James Gandolfini defended his choice to play the role of a Mafia boss. ‘Sure, you can have movies about sweet Italian Americans, but do they make money at the box office?’ he asked rhetorically. His remark reminded me a bit of a statement by Black actress Hattie McDaniel, who played (and won an Oscar for) Mammy in Gone with the Wind. When accused of catering to racial stereotypes by taking on servants’ roles in Hollywood, McDaniel replied, ‘I can be a maid for $7 a week or I can play a maid for $700 a week.’ Like it or not, the entertainment industry’s raison d’être is not to defend oppressed minorities; it is, as Gandolfini insinuated, to make money.
It also seems a bit late to get all up in arms about stereotypes of Italians as mobsters after the spate of Mafia films we’ve witnessed over the years. Although The Godfather is still considered THE Mafia movie, it was actually preceded by The Brotherhood four years earlier (1968), starring Kirk Douglas and Irene Papas. (By playing an Italian, Douglas, a Jew, showed his ethnic versatility – a decade before The Brotherhood, he appeared in the title role of the film The Vikings). It’s fair to say, however, that it was The Godfather, and its sequel Godfather II, that spawned a series of Mafia features. Some were well-done and critically acclaimed, like Goodfellas or Scarface; others forgettable but – to their credit – unpretentious, like Married to the Mob; and still others forgettable and pretentious, such as Prizzi’s Honor. The Sopranos is merely part of a long line of such works. And it probably won’t be the last, because again like it or not, the Mafia has obviously gained a stranglehold over the American viewing public.

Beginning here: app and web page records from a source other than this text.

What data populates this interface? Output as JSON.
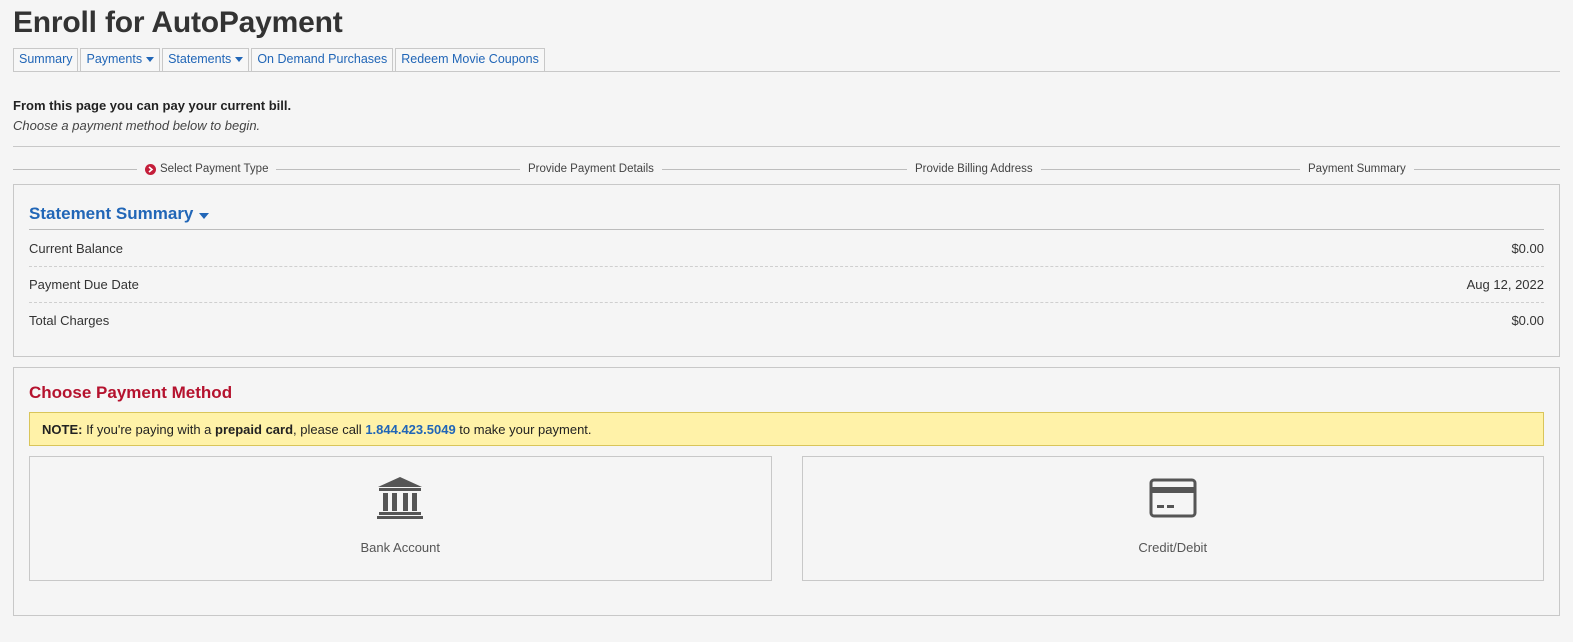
{
  "page": {
    "title": "Enroll for AutoPayment"
  },
  "tabs": [
    {
      "label": "Summary",
      "dropdown": false
    },
    {
      "label": "Payments",
      "dropdown": true
    },
    {
      "label": "Statements",
      "dropdown": true
    },
    {
      "label": "On Demand Purchases",
      "dropdown": false
    },
    {
      "label": "Redeem Movie Coupons",
      "dropdown": false
    }
  ],
  "intro": {
    "line1": "From this page you can pay your current bill.",
    "line2": "Choose a payment method below to begin."
  },
  "steps": [
    {
      "label": "Select Payment Type",
      "active": true,
      "icon": "chevron-right-circle-icon"
    },
    {
      "label": "Provide Payment Details",
      "active": false
    },
    {
      "label": "Provide Billing Address",
      "active": false
    },
    {
      "label": "Payment Summary",
      "active": false
    }
  ],
  "statement_summary": {
    "title": "Statement Summary",
    "rows": [
      {
        "label": "Current Balance",
        "value": "$0.00"
      },
      {
        "label": "Payment Due Date",
        "value": "Aug 12, 2022"
      },
      {
        "label": "Total Charges",
        "value": "$0.00"
      }
    ]
  },
  "payment_method": {
    "title": "Choose Payment Method",
    "note": {
      "prefix": "NOTE:",
      "text1": " If you're paying with a ",
      "emphasis": "prepaid card",
      "text2": ", please call ",
      "phone": "1.844.423.5049",
      "text3": " to make your payment."
    },
    "options": [
      {
        "label": "Bank Account",
        "icon": "bank-icon"
      },
      {
        "label": "Credit/Debit",
        "icon": "credit-card-icon"
      }
    ]
  },
  "colors": {
    "link": "#2166b7",
    "accent_red": "#b5122e",
    "note_bg": "#fff2a8",
    "background": "#f5f5f5"
  }
}
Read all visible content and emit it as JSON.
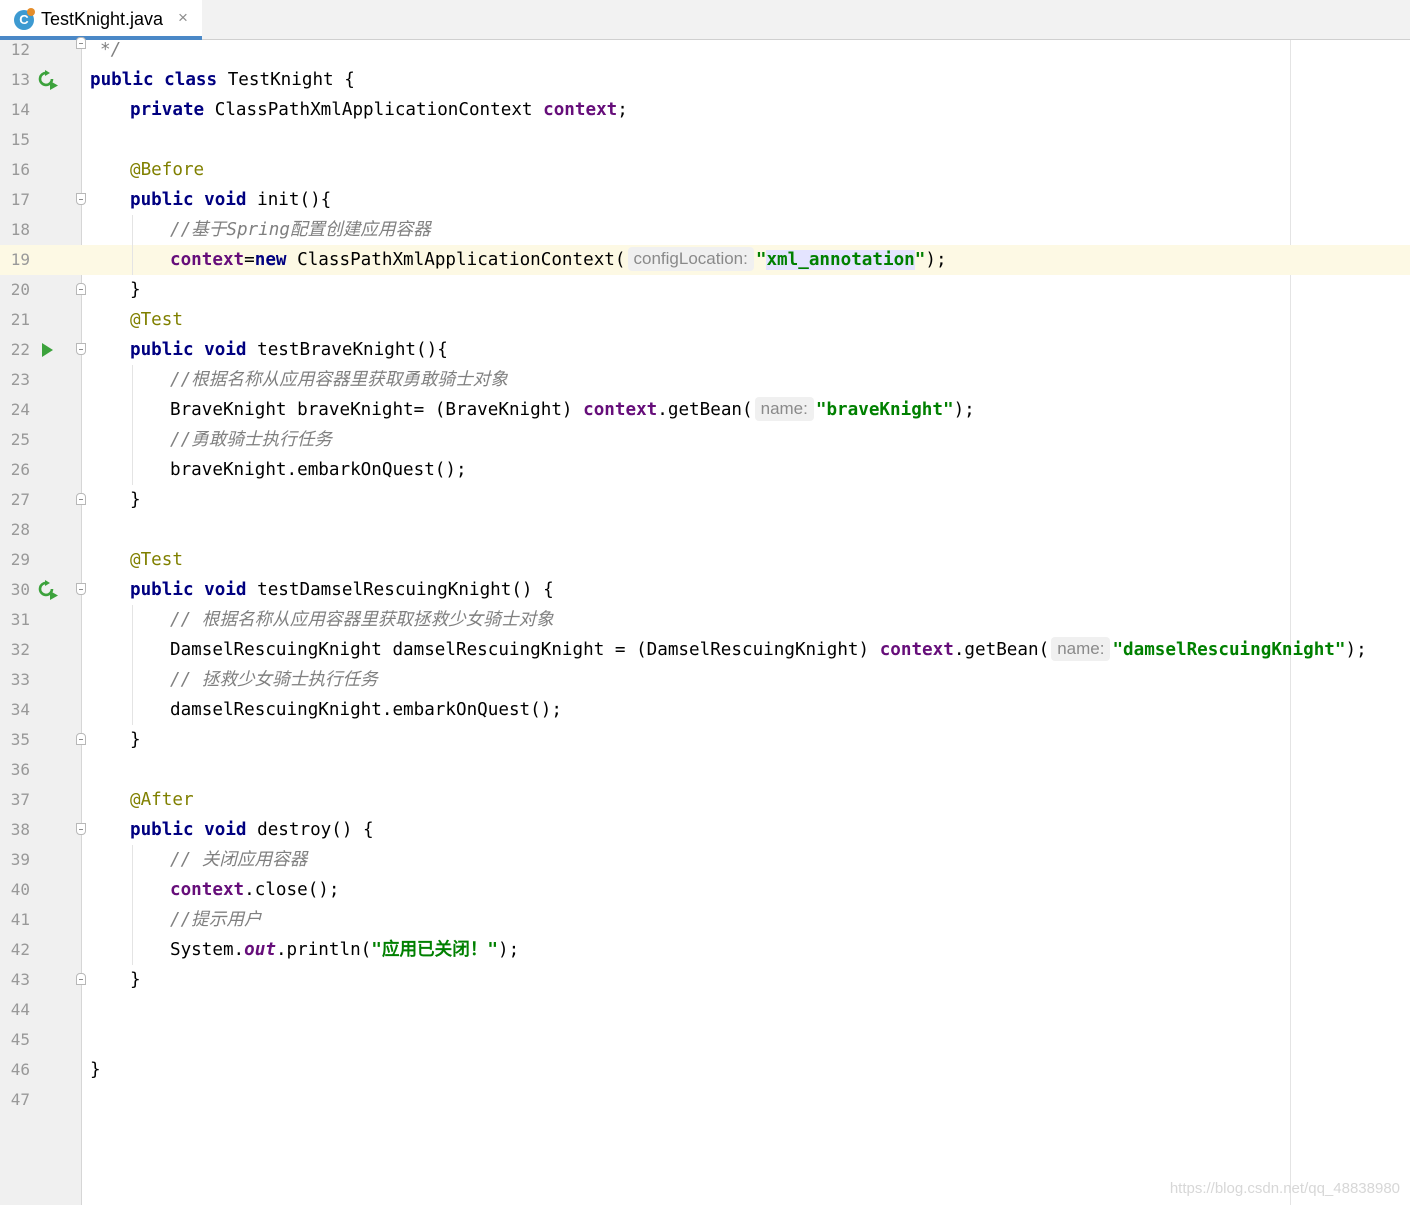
{
  "tab": {
    "icon_letter": "C",
    "title": "TestKnight.java",
    "close_glyph": "×"
  },
  "lines": [
    {
      "n": "12",
      "parts": [
        [
          "cmt",
          "*/"
        ]
      ],
      "indent": 1,
      "gutter": "fold-close-top"
    },
    {
      "n": "13",
      "parts": [
        [
          "kw",
          "public class"
        ],
        [
          "",
          " TestKnight {"
        ]
      ],
      "indent": 0,
      "gutter": "run-class"
    },
    {
      "n": "14",
      "parts": [
        [
          "kw",
          "private"
        ],
        [
          "",
          " ClassPathXmlApplicationContext "
        ],
        [
          "fld",
          "context"
        ],
        [
          "",
          ";"
        ]
      ],
      "indent": 4
    },
    {
      "n": "15",
      "parts": [],
      "indent": 0
    },
    {
      "n": "16",
      "parts": [
        [
          "ann",
          "@Before"
        ]
      ],
      "indent": 4
    },
    {
      "n": "17",
      "parts": [
        [
          "kw",
          "public void"
        ],
        [
          "",
          " init(){"
        ]
      ],
      "indent": 4,
      "gutter": "fold-open"
    },
    {
      "n": "18",
      "parts": [
        [
          "cmt",
          "//基于Spring配置创建应用容器"
        ]
      ],
      "indent": 8
    },
    {
      "n": "19",
      "parts": [
        [
          "fld",
          "context"
        ],
        [
          "",
          "="
        ],
        [
          "kw",
          "new"
        ],
        [
          "",
          " ClassPathXmlApplicationContext("
        ],
        [
          "hint",
          "configLocation:"
        ],
        [
          "str",
          "\""
        ],
        [
          "str sel",
          "xml_annotation"
        ],
        [
          "str",
          "\""
        ],
        [
          "",
          ");"
        ]
      ],
      "indent": 8,
      "caret": true
    },
    {
      "n": "20",
      "parts": [
        [
          "",
          "}"
        ]
      ],
      "indent": 4,
      "gutter": "fold-close"
    },
    {
      "n": "21",
      "parts": [
        [
          "ann",
          "@Test"
        ]
      ],
      "indent": 4
    },
    {
      "n": "22",
      "parts": [
        [
          "kw",
          "public void"
        ],
        [
          "",
          " testBraveKnight(){"
        ]
      ],
      "indent": 4,
      "gutter": "run-fold"
    },
    {
      "n": "23",
      "parts": [
        [
          "cmt",
          "//根据名称从应用容器里获取勇敢骑士对象"
        ]
      ],
      "indent": 8
    },
    {
      "n": "24",
      "parts": [
        [
          "",
          "BraveKnight braveKnight= (BraveKnight) "
        ],
        [
          "fld",
          "context"
        ],
        [
          "",
          ".getBean("
        ],
        [
          "hint",
          "name:"
        ],
        [
          "str",
          "\"braveKnight\""
        ],
        [
          "",
          ");"
        ]
      ],
      "indent": 8
    },
    {
      "n": "25",
      "parts": [
        [
          "cmt",
          "//勇敢骑士执行任务"
        ]
      ],
      "indent": 8
    },
    {
      "n": "26",
      "parts": [
        [
          "",
          "braveKnight.embarkOnQuest();"
        ]
      ],
      "indent": 8
    },
    {
      "n": "27",
      "parts": [
        [
          "",
          "}"
        ]
      ],
      "indent": 4,
      "gutter": "fold-close"
    },
    {
      "n": "28",
      "parts": [],
      "indent": 0
    },
    {
      "n": "29",
      "parts": [
        [
          "ann",
          "@Test"
        ]
      ],
      "indent": 4
    },
    {
      "n": "30",
      "parts": [
        [
          "kw",
          "public void"
        ],
        [
          "",
          " testDamselRescuingKnight() {"
        ]
      ],
      "indent": 4,
      "gutter": "refresh-fold"
    },
    {
      "n": "31",
      "parts": [
        [
          "cmt",
          "// 根据名称从应用容器里获取拯救少女骑士对象"
        ]
      ],
      "indent": 8
    },
    {
      "n": "32",
      "parts": [
        [
          "",
          "DamselRescuingKnight damselRescuingKnight = (DamselRescuingKnight) "
        ],
        [
          "fld",
          "context"
        ],
        [
          "",
          ".getBean("
        ],
        [
          "hint",
          "name:"
        ],
        [
          "str",
          "\"damselRescuingKnight\""
        ],
        [
          "",
          ");"
        ]
      ],
      "indent": 8
    },
    {
      "n": "33",
      "parts": [
        [
          "cmt",
          "// 拯救少女骑士执行任务"
        ]
      ],
      "indent": 8
    },
    {
      "n": "34",
      "parts": [
        [
          "",
          "damselRescuingKnight.embarkOnQuest();"
        ]
      ],
      "indent": 8
    },
    {
      "n": "35",
      "parts": [
        [
          "",
          "}"
        ]
      ],
      "indent": 4,
      "gutter": "fold-close"
    },
    {
      "n": "36",
      "parts": [],
      "indent": 0
    },
    {
      "n": "37",
      "parts": [
        [
          "ann",
          "@After"
        ]
      ],
      "indent": 4
    },
    {
      "n": "38",
      "parts": [
        [
          "kw",
          "public void"
        ],
        [
          "",
          " destroy() {"
        ]
      ],
      "indent": 4,
      "gutter": "fold-open"
    },
    {
      "n": "39",
      "parts": [
        [
          "cmt",
          "// 关闭应用容器"
        ]
      ],
      "indent": 8
    },
    {
      "n": "40",
      "parts": [
        [
          "fld",
          "context"
        ],
        [
          "",
          ".close();"
        ]
      ],
      "indent": 8
    },
    {
      "n": "41",
      "parts": [
        [
          "cmt",
          "//提示用户"
        ]
      ],
      "indent": 8
    },
    {
      "n": "42",
      "parts": [
        [
          "",
          "System."
        ],
        [
          "stat",
          "out"
        ],
        [
          "",
          ".println("
        ],
        [
          "str",
          "\"应用已关闭！\""
        ],
        [
          "",
          ");"
        ]
      ],
      "indent": 8
    },
    {
      "n": "43",
      "parts": [
        [
          "",
          "}"
        ]
      ],
      "indent": 4,
      "gutter": "fold-close"
    },
    {
      "n": "44",
      "parts": [],
      "indent": 0
    },
    {
      "n": "45",
      "parts": [],
      "indent": 0
    },
    {
      "n": "46",
      "parts": [
        [
          "",
          "}"
        ]
      ],
      "indent": 0
    },
    {
      "n": "47",
      "parts": [],
      "indent": 0
    }
  ],
  "watermark": "https://blog.csdn.net/qq_48838980",
  "colors": {
    "keyword": "#000080",
    "field": "#660e7a",
    "annotation": "#808000",
    "comment": "#808080",
    "string": "#008000",
    "caret_row": "#fdf9e4",
    "selection": "#e4e4ff"
  }
}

So rest in peace, James Gandolfini. And maybe 20 years from now the people who criticized you for acting in The Sopranos will be glued to their seats watching a TV show about the Russian Mafia.